Breaking news from Tommy’s National Centre for Miscarriage Research at the University of Warwick is that a drug designed to tackle diabetes could also be re-purposed as the first treatment to prevent miscarriage by targeting the lining of the womb.
Previous research found that women who experience recurrent miscarriages do not have enough stem cells in the lining of their wombs.
Researchers identified an enzyme – called DPP4 for short – which they believe is too active in women with a history of recurrent miscarriage. This enzyme can stop stem cells getting from the blood into the lining of the womb.
A new class of diabetes drug – sitagliptin – targets this enzyme. Researchers investigated whether reducing this enzyme using the drug would increase the number of stem cells in the lining of the womb and improve conditions for pregnancy.
In a pilot clinical trial, 38 women aged 18 to 42 who had experienced a high number of recurrent miscarriages were given either a course of sitagliptin or a placebo for three menstrual cycles. Biopsies of the womb were taken at the start of the course of treatment and afterwards to determine the number of stem cells present.
Researchers found an average increase in stem cell count of 68% in those women who took the full course of sitagliptin. This compares to no significant increase in those in the control group receiving an identical placebo pill. They also saw a 50% decrease in the number of ‘stressed’ cells present in the lining of the womb. Although the research was specifically designed to test whether the presence of stem cells in the womb could be increased, follow-up of participants found that there were no further losses of normal pregnancies in those who took sitagliptin.

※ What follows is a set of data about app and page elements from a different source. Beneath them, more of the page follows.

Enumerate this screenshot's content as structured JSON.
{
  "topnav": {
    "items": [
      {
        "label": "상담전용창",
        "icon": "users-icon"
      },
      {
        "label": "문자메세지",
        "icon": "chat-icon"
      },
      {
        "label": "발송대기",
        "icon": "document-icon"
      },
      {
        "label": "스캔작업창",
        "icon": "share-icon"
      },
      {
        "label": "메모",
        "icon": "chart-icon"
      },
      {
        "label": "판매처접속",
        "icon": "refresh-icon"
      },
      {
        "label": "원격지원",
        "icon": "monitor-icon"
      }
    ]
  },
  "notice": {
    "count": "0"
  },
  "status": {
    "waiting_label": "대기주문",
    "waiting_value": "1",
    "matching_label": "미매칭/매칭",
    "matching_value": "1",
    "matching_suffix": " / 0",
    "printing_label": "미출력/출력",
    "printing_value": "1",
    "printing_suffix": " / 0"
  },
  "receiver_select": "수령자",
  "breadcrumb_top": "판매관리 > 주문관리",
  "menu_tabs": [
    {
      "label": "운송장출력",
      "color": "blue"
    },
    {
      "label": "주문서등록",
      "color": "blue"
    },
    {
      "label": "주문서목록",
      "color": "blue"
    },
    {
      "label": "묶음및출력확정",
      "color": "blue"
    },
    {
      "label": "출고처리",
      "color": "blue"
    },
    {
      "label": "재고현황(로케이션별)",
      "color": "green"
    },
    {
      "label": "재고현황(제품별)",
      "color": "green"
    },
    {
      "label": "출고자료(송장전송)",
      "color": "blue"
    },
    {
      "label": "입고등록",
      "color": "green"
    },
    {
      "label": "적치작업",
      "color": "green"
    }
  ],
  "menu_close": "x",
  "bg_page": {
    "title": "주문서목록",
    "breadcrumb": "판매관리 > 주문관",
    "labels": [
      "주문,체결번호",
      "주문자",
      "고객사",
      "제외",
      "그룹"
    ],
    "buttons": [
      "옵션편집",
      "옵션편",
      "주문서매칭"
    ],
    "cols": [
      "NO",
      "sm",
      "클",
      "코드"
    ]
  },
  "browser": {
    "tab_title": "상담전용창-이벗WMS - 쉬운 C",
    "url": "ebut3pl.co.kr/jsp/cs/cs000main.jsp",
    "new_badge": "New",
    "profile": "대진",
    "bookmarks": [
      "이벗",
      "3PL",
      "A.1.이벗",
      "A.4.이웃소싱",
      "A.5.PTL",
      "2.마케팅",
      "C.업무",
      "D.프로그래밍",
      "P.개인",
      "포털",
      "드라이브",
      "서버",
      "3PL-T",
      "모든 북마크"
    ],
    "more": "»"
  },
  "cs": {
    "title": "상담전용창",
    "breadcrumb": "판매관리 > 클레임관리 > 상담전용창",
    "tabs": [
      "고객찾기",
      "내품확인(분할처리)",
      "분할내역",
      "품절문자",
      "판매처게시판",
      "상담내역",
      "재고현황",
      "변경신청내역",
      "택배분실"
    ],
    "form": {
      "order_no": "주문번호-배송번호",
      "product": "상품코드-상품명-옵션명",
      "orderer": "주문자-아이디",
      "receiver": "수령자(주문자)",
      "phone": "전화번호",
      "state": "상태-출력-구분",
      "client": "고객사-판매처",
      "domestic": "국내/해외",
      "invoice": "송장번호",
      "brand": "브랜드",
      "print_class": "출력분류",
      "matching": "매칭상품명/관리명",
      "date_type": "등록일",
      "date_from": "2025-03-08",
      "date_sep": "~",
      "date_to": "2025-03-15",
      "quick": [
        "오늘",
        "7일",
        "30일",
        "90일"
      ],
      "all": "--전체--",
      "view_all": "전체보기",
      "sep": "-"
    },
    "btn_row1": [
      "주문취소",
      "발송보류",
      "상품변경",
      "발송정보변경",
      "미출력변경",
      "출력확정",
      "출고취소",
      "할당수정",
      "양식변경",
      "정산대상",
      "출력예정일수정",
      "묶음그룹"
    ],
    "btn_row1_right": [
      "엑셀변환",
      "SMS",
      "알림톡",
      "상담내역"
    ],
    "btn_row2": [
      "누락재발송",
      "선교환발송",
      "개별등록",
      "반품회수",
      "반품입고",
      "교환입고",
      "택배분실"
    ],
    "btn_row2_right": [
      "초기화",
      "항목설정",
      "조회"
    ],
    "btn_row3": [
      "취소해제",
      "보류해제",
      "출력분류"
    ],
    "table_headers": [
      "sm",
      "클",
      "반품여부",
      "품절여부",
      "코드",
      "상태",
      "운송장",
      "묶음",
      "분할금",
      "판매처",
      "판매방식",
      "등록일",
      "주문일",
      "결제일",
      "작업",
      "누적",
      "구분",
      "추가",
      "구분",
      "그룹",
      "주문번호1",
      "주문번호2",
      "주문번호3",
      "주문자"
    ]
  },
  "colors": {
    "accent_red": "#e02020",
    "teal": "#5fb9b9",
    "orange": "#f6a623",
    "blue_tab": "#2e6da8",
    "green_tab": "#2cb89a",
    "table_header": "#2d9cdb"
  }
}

The treatment now needs to be further tested in a large-scale clinical trial. If successful, it would be the first treatment targeted specifically at the lining of the womb to prevent miscarriage.
It’s great to see the old message that miscarriage is ‘just one of those things’ being proved so wrong and that more people will be given renewed hope on their journey towards parenthood.
Image from Pixabay